- Work to complete
Strip out the pictures and output each remaining line of the data word for word.

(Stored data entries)
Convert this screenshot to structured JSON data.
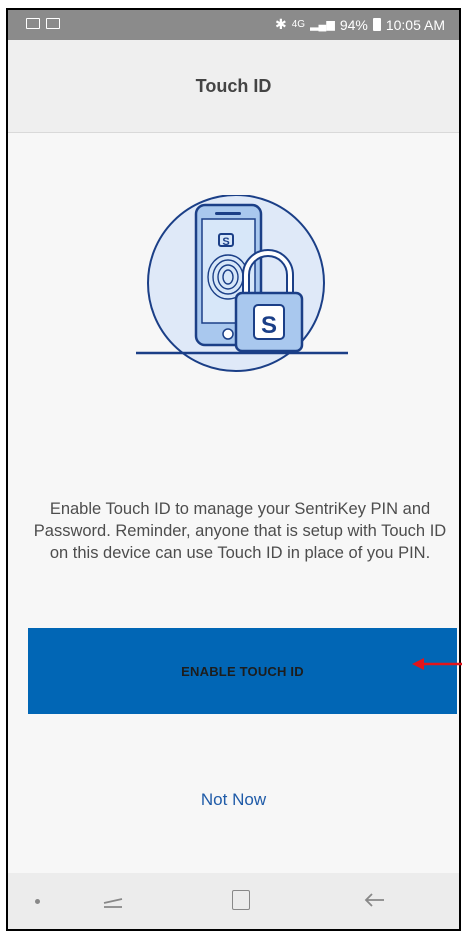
{
  "status_bar": {
    "left_icons": [
      "email-icon",
      "image-icon"
    ],
    "bluetooth": "✱",
    "network": "4G",
    "battery": "94%",
    "time": "10:05 AM"
  },
  "header": {
    "title": "Touch ID"
  },
  "illustration": {
    "icon": "phone-fingerprint-lock-icon"
  },
  "message": {
    "text": "Enable Touch ID to manage your SentriKey PIN and Password. Reminder, anyone that is setup with Touch ID on this device can use Touch ID in place of you PIN."
  },
  "buttons": {
    "enable_label": "ENABLE TOUCH ID",
    "not_now_label": "Not Now"
  },
  "annotation": {
    "arrow_color": "#e3141b"
  },
  "nav_bar": {
    "icons": [
      "dot-icon",
      "recent-apps-icon",
      "home-icon",
      "back-icon"
    ]
  },
  "colors": {
    "accent": "#0166b5",
    "link": "#1f5ba8",
    "status_bar": "#8b8b8b"
  }
}
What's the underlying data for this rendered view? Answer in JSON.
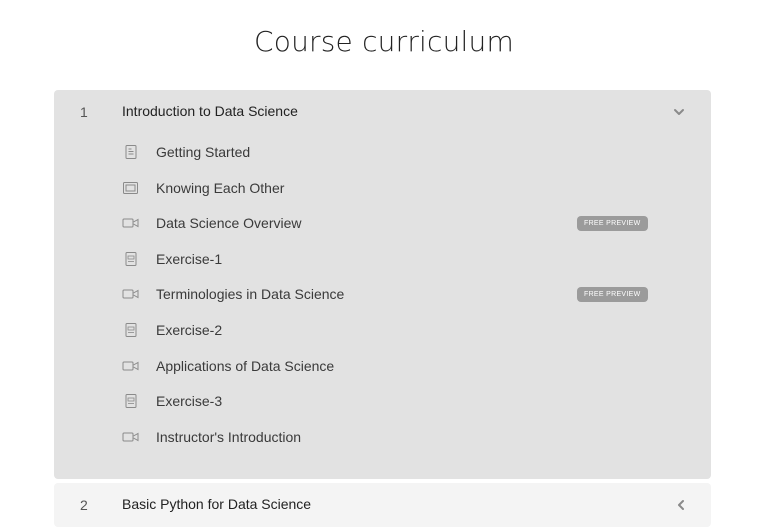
{
  "page": {
    "title": "Course curriculum"
  },
  "curriculum": {
    "sections": [
      {
        "number": "1",
        "title": "Introduction to Data Science",
        "expanded": true,
        "lessons": [
          {
            "label": "Getting Started",
            "icon": "document-icon",
            "badge": ""
          },
          {
            "label": "Knowing Each Other",
            "icon": "slides-icon",
            "badge": ""
          },
          {
            "label": "Data Science Overview",
            "icon": "video-icon",
            "badge": "FREE PREVIEW"
          },
          {
            "label": "Exercise-1",
            "icon": "code-file-icon",
            "badge": ""
          },
          {
            "label": "Terminologies in Data Science",
            "icon": "video-icon",
            "badge": "FREE PREVIEW"
          },
          {
            "label": "Exercise-2",
            "icon": "code-file-icon",
            "badge": ""
          },
          {
            "label": "Applications of Data Science",
            "icon": "video-icon",
            "badge": ""
          },
          {
            "label": "Exercise-3",
            "icon": "code-file-icon",
            "badge": ""
          },
          {
            "label": "Instructor's Introduction",
            "icon": "video-icon",
            "badge": ""
          }
        ]
      },
      {
        "number": "2",
        "title": "Basic Python for Data Science",
        "expanded": false,
        "lessons": []
      }
    ]
  },
  "colors": {
    "open_section_bg": "#e2e2e2",
    "closed_section_bg": "#f4f4f4",
    "badge_bg": "#9b9b9b",
    "badge_text": "#ffffff",
    "icon_stroke": "#8a8a8a"
  }
}
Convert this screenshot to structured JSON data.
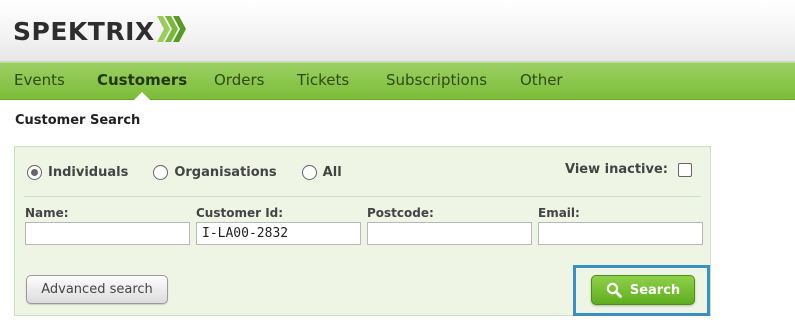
{
  "brand": {
    "logo_text": "SPEKTRIX",
    "logo_icon": "chevrons-icon"
  },
  "nav": {
    "items": [
      {
        "label": "Events"
      },
      {
        "label": "Customers",
        "active": true
      },
      {
        "label": "Orders"
      },
      {
        "label": "Tickets"
      },
      {
        "label": "Subscriptions"
      },
      {
        "label": "Other"
      }
    ]
  },
  "page": {
    "title": "Customer Search"
  },
  "search": {
    "types": [
      {
        "label": "Individuals",
        "selected": true
      },
      {
        "label": "Organisations",
        "selected": false
      },
      {
        "label": "All",
        "selected": false
      }
    ],
    "view_inactive_label": "View inactive:",
    "view_inactive_checked": false,
    "fields": [
      {
        "label": "Name:",
        "value": ""
      },
      {
        "label": "Customer Id:",
        "value": "I-LA00-2832"
      },
      {
        "label": "Postcode:",
        "value": ""
      },
      {
        "label": "Email:",
        "value": ""
      }
    ],
    "advanced_label": "Advanced search",
    "search_label": "Search",
    "search_icon": "search-icon"
  },
  "colors": {
    "nav_green": "#7dbd38",
    "panel_bg": "#eef5e5",
    "button_green": "#5fae1f",
    "highlight_blue": "#3a8fc4"
  }
}
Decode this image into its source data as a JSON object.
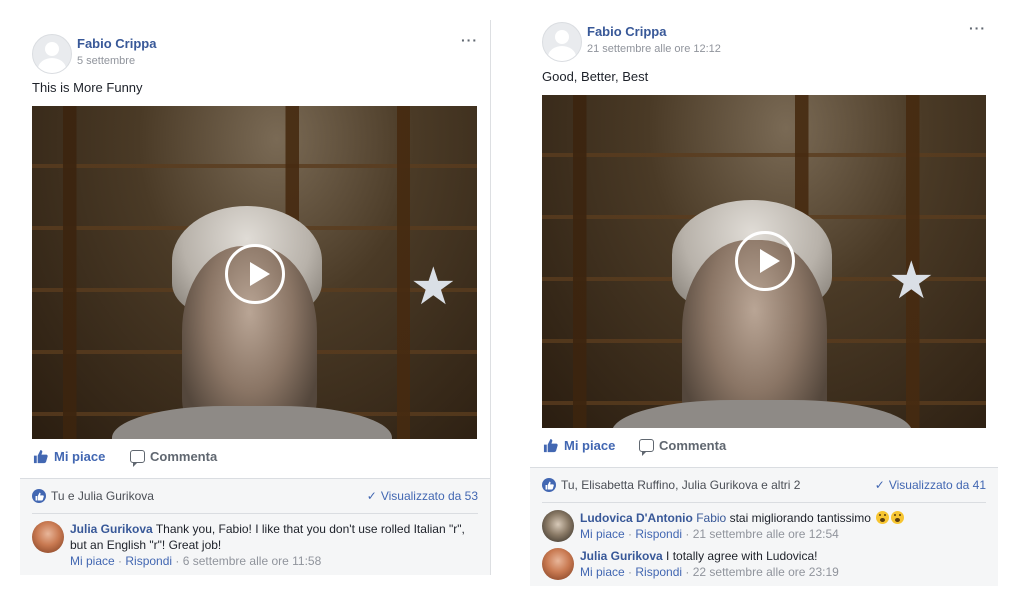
{
  "colors": {
    "link": "#385898",
    "accent": "#4267b2",
    "muted": "#90949c",
    "footer_bg": "#f5f6f7"
  },
  "posts": [
    {
      "author": "Fabio Crippa",
      "date": "5 settembre",
      "text": "This is More Funny",
      "more": "···",
      "like_label": "Mi piace",
      "comment_label": "Commenta",
      "reactions": "Tu e Julia Gurikova",
      "views": "Visualizzato da 53",
      "comments": [
        {
          "name": "Julia Gurikova",
          "text": "Thank you, Fabio! I like that you don't use rolled Italian \"r\", but an English \"r\"! Great job!",
          "like": "Mi piace",
          "reply": "Rispondi",
          "time": "6 settembre alle ore 11:58",
          "separator": " · "
        }
      ]
    },
    {
      "author": "Fabio Crippa",
      "date": "21 settembre alle ore 12:12",
      "text": "Good, Better, Best",
      "more": "···",
      "like_label": "Mi piace",
      "comment_label": "Commenta",
      "reactions": "Tu, Elisabetta Ruffino, Julia Gurikova e altri 2",
      "views": "Visualizzato da 41",
      "comments": [
        {
          "name": "Ludovica D'Antonio",
          "tag": "Fabio",
          "text": "stai migliorando tantissimo",
          "like": "Mi piace",
          "reply": "Rispondi",
          "time": "21 settembre alle ore 12:54",
          "separator": " · "
        },
        {
          "name": "Julia Gurikova",
          "text": "I totally agree with Ludovica!",
          "like": "Mi piace",
          "reply": "Rispondi",
          "time": "22 settembre alle ore 23:19",
          "separator": " · "
        }
      ]
    }
  ]
}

- Output below
Convert this screenshot to structured JSON data.
{
  "status_bar": {
    "left_icons": [
      "email-icon",
      "image-icon"
    ],
    "bluetooth": "✱",
    "network": "4G",
    "battery": "94%",
    "time": "10:05 AM"
  },
  "header": {
    "title": "Touch ID"
  },
  "illustration": {
    "icon": "phone-fingerprint-lock-icon"
  },
  "message": {
    "text": "Enable Touch ID to manage your SentriKey PIN and Password. Reminder, anyone that is setup with Touch ID on this device can use Touch ID in place of you PIN."
  },
  "buttons": {
    "enable_label": "ENABLE TOUCH ID",
    "not_now_label": "Not Now"
  },
  "annotation": {
    "arrow_color": "#e3141b"
  },
  "nav_bar": {
    "icons": [
      "dot-icon",
      "recent-apps-icon",
      "home-icon",
      "back-icon"
    ]
  },
  "colors": {
    "accent": "#0166b5",
    "link": "#1f5ba8",
    "status_bar": "#8b8b8b"
  }
}
What's the underlying data for this rendered view? Answer in JSON.
{
  "page": {
    "title": "Course curriculum"
  },
  "curriculum": {
    "sections": [
      {
        "number": "1",
        "title": "Introduction to Data Science",
        "expanded": true,
        "lessons": [
          {
            "label": "Getting Started",
            "icon": "document-icon",
            "badge": ""
          },
          {
            "label": "Knowing Each Other",
            "icon": "slides-icon",
            "badge": ""
          },
          {
            "label": "Data Science Overview",
            "icon": "video-icon",
            "badge": "FREE PREVIEW"
          },
          {
            "label": "Exercise-1",
            "icon": "code-file-icon",
            "badge": ""
          },
          {
            "label": "Terminologies in Data Science",
            "icon": "video-icon",
            "badge": "FREE PREVIEW"
          },
          {
            "label": "Exercise-2",
            "icon": "code-file-icon",
            "badge": ""
          },
          {
            "label": "Applications of Data Science",
            "icon": "video-icon",
            "badge": ""
          },
          {
            "label": "Exercise-3",
            "icon": "code-file-icon",
            "badge": ""
          },
          {
            "label": "Instructor's Introduction",
            "icon": "video-icon",
            "badge": ""
          }
        ]
      },
      {
        "number": "2",
        "title": "Basic Python for Data Science",
        "expanded": false,
        "lessons": []
      }
    ]
  },
  "colors": {
    "open_section_bg": "#e2e2e2",
    "closed_section_bg": "#f4f4f4",
    "badge_bg": "#9b9b9b",
    "badge_text": "#ffffff",
    "icon_stroke": "#8a8a8a"
  }
}
Convert this screenshot to structured JSON data.
{
  "brand": {
    "logo_text": "SPEKTRIX",
    "logo_icon": "chevrons-icon"
  },
  "nav": {
    "items": [
      {
        "label": "Events"
      },
      {
        "label": "Customers",
        "active": true
      },
      {
        "label": "Orders"
      },
      {
        "label": "Tickets"
      },
      {
        "label": "Subscriptions"
      },
      {
        "label": "Other"
      }
    ]
  },
  "page": {
    "title": "Customer Search"
  },
  "search": {
    "types": [
      {
        "label": "Individuals",
        "selected": true
      },
      {
        "label": "Organisations",
        "selected": false
      },
      {
        "label": "All",
        "selected": false
      }
    ],
    "view_inactive_label": "View inactive:",
    "view_inactive_checked": false,
    "fields": [
      {
        "label": "Name:",
        "value": ""
      },
      {
        "label": "Customer Id:",
        "value": "I-LA00-2832"
      },
      {
        "label": "Postcode:",
        "value": ""
      },
      {
        "label": "Email:",
        "value": ""
      }
    ],
    "advanced_label": "Advanced search",
    "search_label": "Search",
    "search_icon": "search-icon"
  },
  "colors": {
    "nav_green": "#7dbd38",
    "panel_bg": "#eef5e5",
    "button_green": "#5fae1f",
    "highlight_blue": "#3a8fc4"
  }
}
Decode this image into its source data as a JSON object.
{
  "colors": {
    "link": "#385898",
    "accent": "#4267b2",
    "muted": "#90949c",
    "footer_bg": "#f5f6f7"
  },
  "posts": [
    {
      "author": "Fabio Crippa",
      "date": "5 settembre",
      "text": "This is More Funny",
      "more": "···",
      "like_label": "Mi piace",
      "comment_label": "Commenta",
      "reactions": "Tu e Julia Gurikova",
      "views": "Visualizzato da 53",
      "comments": [
        {
          "name": "Julia Gurikova",
          "text": "Thank you, Fabio! I like that you don't use rolled Italian \"r\", but an English \"r\"! Great job!",
          "like": "Mi piace",
          "reply": "Rispondi",
          "time": "6 settembre alle ore 11:58",
          "separator": " · "
        }
      ]
    },
    {
      "author": "Fabio Crippa",
      "date": "21 settembre alle ore 12:12",
      "text": "Good, Better, Best",
      "more": "···",
      "like_label": "Mi piace",
      "comment_label": "Commenta",
      "reactions": "Tu, Elisabetta Ruffino, Julia Gurikova e altri 2",
      "views": "Visualizzato da 41",
      "comments": [
        {
          "name": "Ludovica D'Antonio",
          "tag": "Fabio",
          "text": "stai migliorando tantissimo",
          "like": "Mi piace",
          "reply": "Rispondi",
          "time": "21 settembre alle ore 12:54",
          "separator": " · "
        },
        {
          "name": "Julia Gurikova",
          "text": "I totally agree with Ludovica!",
          "like": "Mi piace",
          "reply": "Rispondi",
          "time": "22 settembre alle ore 23:19",
          "separator": " · "
        }
      ]
    }
  ]
}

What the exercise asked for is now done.